On Friday, I went down to the convention center to check out Wizard World Los Angeles. It was only my second real trip out of the house -- all by myself, in my big boy pants and everything -- in almost two months, so I was very excited.
It's the first Wizard World I've been to, but I understand from people who've been going for years that this one was very small compared to past conventions. Personally, I thought it was very small compared to just about anything. Seriously, the entire con floor felt smaller than the room they had the Futurama panel in at Comicon last year.
The small size of the thing, however, worked to my advantage. I'm still working my way up to full strength, so I was able to take my time and see all the nerdy stuff I wanted to see without feeling like I was going to miss anything. Or, actually, missing anything at all.
I saw some cool toys, decided that I don't have the "fuck you money" for any of the Transformers I wanted, and was surprisingly restrained in my spending.

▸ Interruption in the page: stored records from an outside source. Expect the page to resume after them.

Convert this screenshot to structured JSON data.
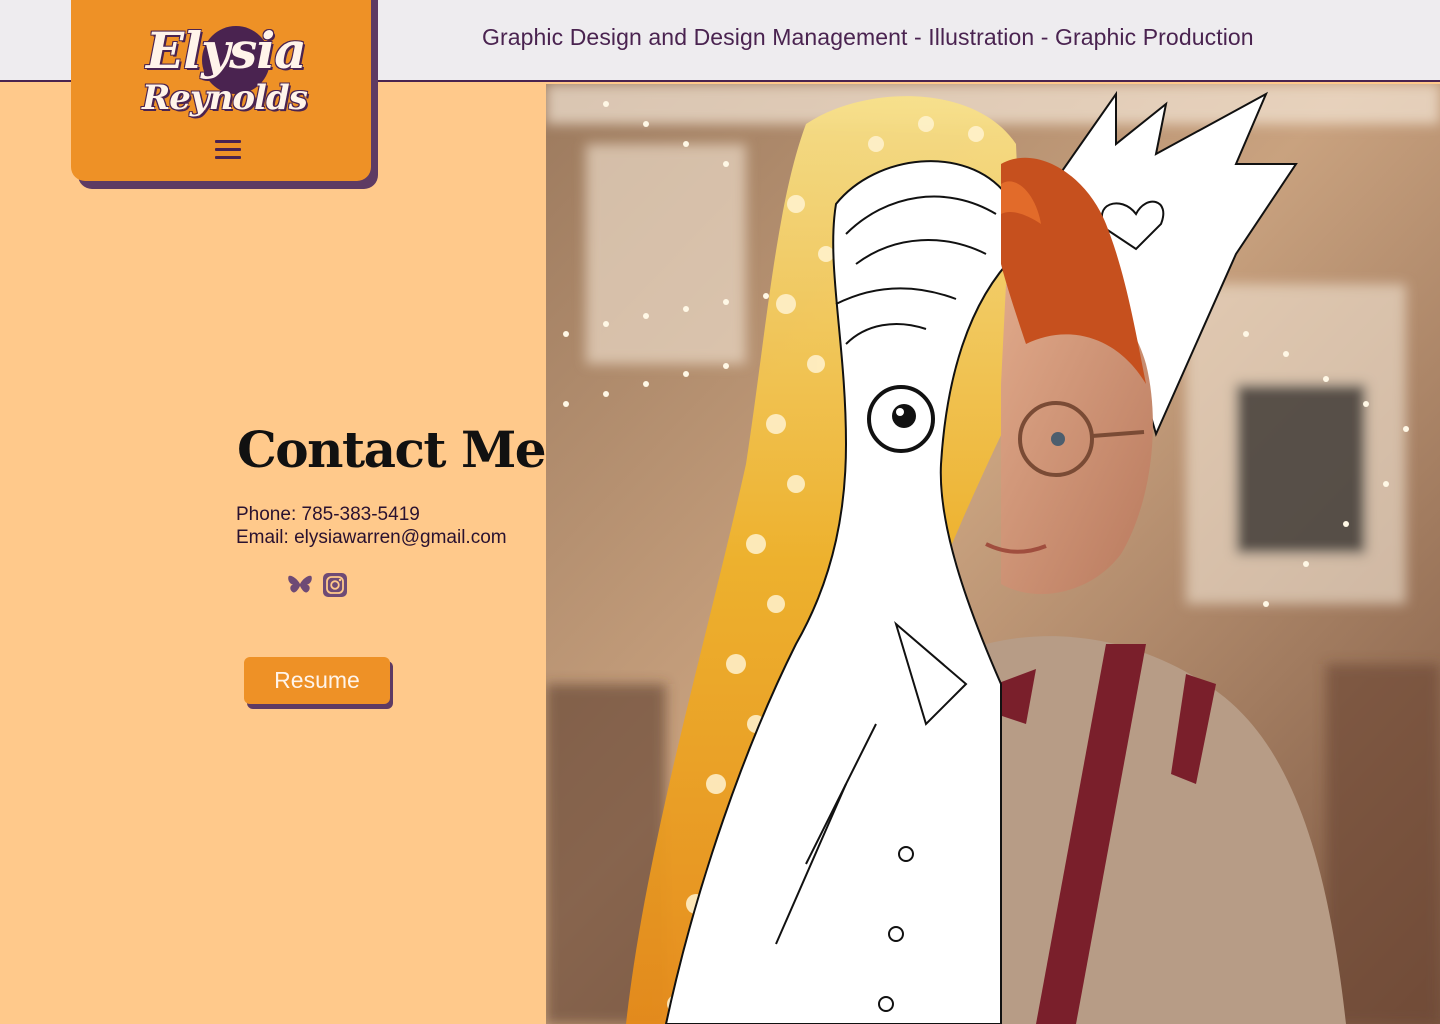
{
  "header": {
    "tagline": "Graphic Design and Design Management - Illustration - Graphic Production"
  },
  "logo": {
    "line1": "Elysia",
    "line2": "Reynolds"
  },
  "contact": {
    "title": "Contact Me",
    "phone": "Phone: 785-383-5419",
    "email": "Email: elysiawarren@gmail.com"
  },
  "social": {
    "icons": [
      "butterfly-icon",
      "instagram-icon"
    ]
  },
  "resume": {
    "label": "Resume"
  },
  "colors": {
    "page_bg": "#FFC98B",
    "accent": "#EE9126",
    "purple": "#4A2350",
    "topbar": "#EEECEF"
  }
}
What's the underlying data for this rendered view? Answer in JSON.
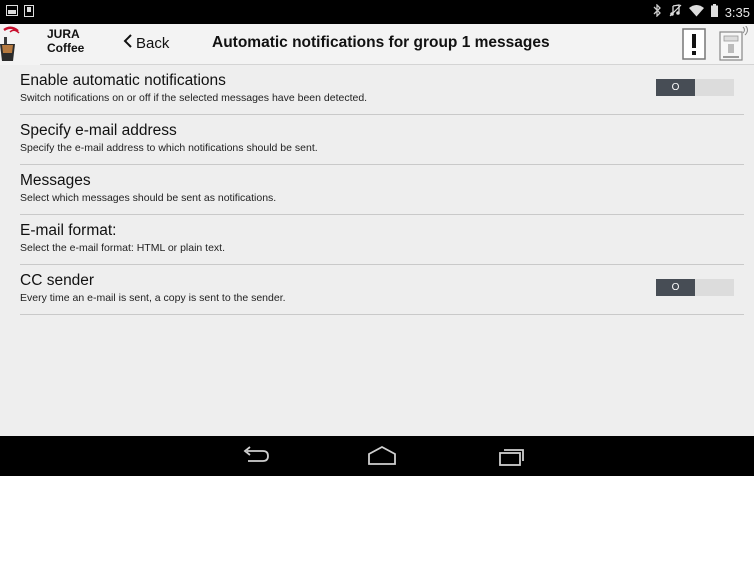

I bought a few comics and a couple of T-shirts for myself, a T-shirt for Nolan, and was -- finally -- able to support one of my favorite comics in the universe when I met David Malki !, creator of Wondermark, and traded him shiny gold rocks for a book and a T-shirt. He was very humble and gracious, and I hope I didn't slime him too much with my effusive praise. (For those of you keeping score, I just need to meet Jeph Jacques from Questionable Content and Randal Munroe from xkcd to complete the list of awesome people I want to give shiny gold rocks to and slime with effusive praise one day.)
I fell like a name-dropping dick, but I was really happy to finally meet Ariana Osborne and Matt Fraction in person. Warren Ellis introduced me to them last year, and though we've spent lots of time talking on the Internets, I've never been in the same physical place as them until Friday. I spent most of my day at Wizard World getting to know Matt, because it turns out we have a lot in common. Ariana was working with Avatar Press, so she could only break away for a few minutes to have coffee with us, but Matt grabbed a hawesome picture of us both to prove that we were all in the same place at the same time.
The best moment of the entire day for me happened about thirty minutes after I went inside.
I thought that it would be quick and easy to buy my badge at the door, because it was Friday and there wouldn't be that many people there. Apparently, about 300 other people thought the same thing, and we all got to spend about 40 minutes waiting in various queues while a group of Stormtroopers formed a thin white line which separated all of us nerds from certain chaos. After I paid cash for my badge (much shorter line than plastic) I met up with Matt and we headed in.
Matt had an exhibitor badge, and when he attempted to show it to the security guard who was checking badges at the gate, she freaked out at him for not having it in a holder. I waited while Matt went to get a plastic holder, and she freaked out twice as hard at me for holding up her line (I wasn't. We con-going nerds are skilled in the ways of navigating around the guy who has stopped for a few seconds for one reason or another.)
Matt came back with his badge in a plastic holder, which he attached to his clothes to meet the security guard's satisfacton, and we went inside.
About thirty minutes later, we met up with Ariana, and the three of us decided to head off the con floor to grab coffee at a nearby Starbucks. When we were about eight steps past the officious security guard, I reached up for my badge, which I'd pinned to my T-shirt's collar, so I could write my name on it.
It wasn't there.
I looked all around my jacket, checked all of my pockets several times, and had to accept that it had fallen off somewhere inside the con floor. Because I'd paid cash, I had no receipt. Because I hadn't written my name on it, yet, I had no way of proving that I'd lost anything.
I sheepishly revealed all of this to Matt and Ariana while I was whirling around like a dervish, patting my pockets and shaking out my jacket, looking like that guy down the hallway in Jacob's Ladder.
We decided that we would just use The Force on the security lady when it was time to go back in. If she stopped us and didn't accept my explaination about losing my badge, I'd just go buy another one and chalk the expense up to me being stupid.
Although, I have to say: what the fuck is Wizard World thinking giving attendees little plastic sleeves with a safety pin attached to hold their badges? Was the thousand year-old tradition of putting badges on lanyards around your fucking neck just not time-tested enough for them? Maybe next year they'll party like it's 1979 and spring for something a little more durable.
So, we'd sat down and talked for a little bit, we headed back into the con together. We walked in an inverted phalanx, Matt and Ariana flanking me. We walked with purpose. We walked like we had somewhere to be, and didn't have time to waste on the quaint practice of flashing our plastic-sheathed badges.
I don't know how, but we pulled it off. Security Lady even smiled at us as we passed.
Badges? Badges!? We don't need no stinking badges!
I'm glad I went, and I had a really good time. I don't know why it's so much smaller this year than it's been in the past, but we've already lost GenCon SoCal to mismanagement, and I sure hope Wizard World Los Angeles grows in the future and is successful enough to afford lanyards for attendees.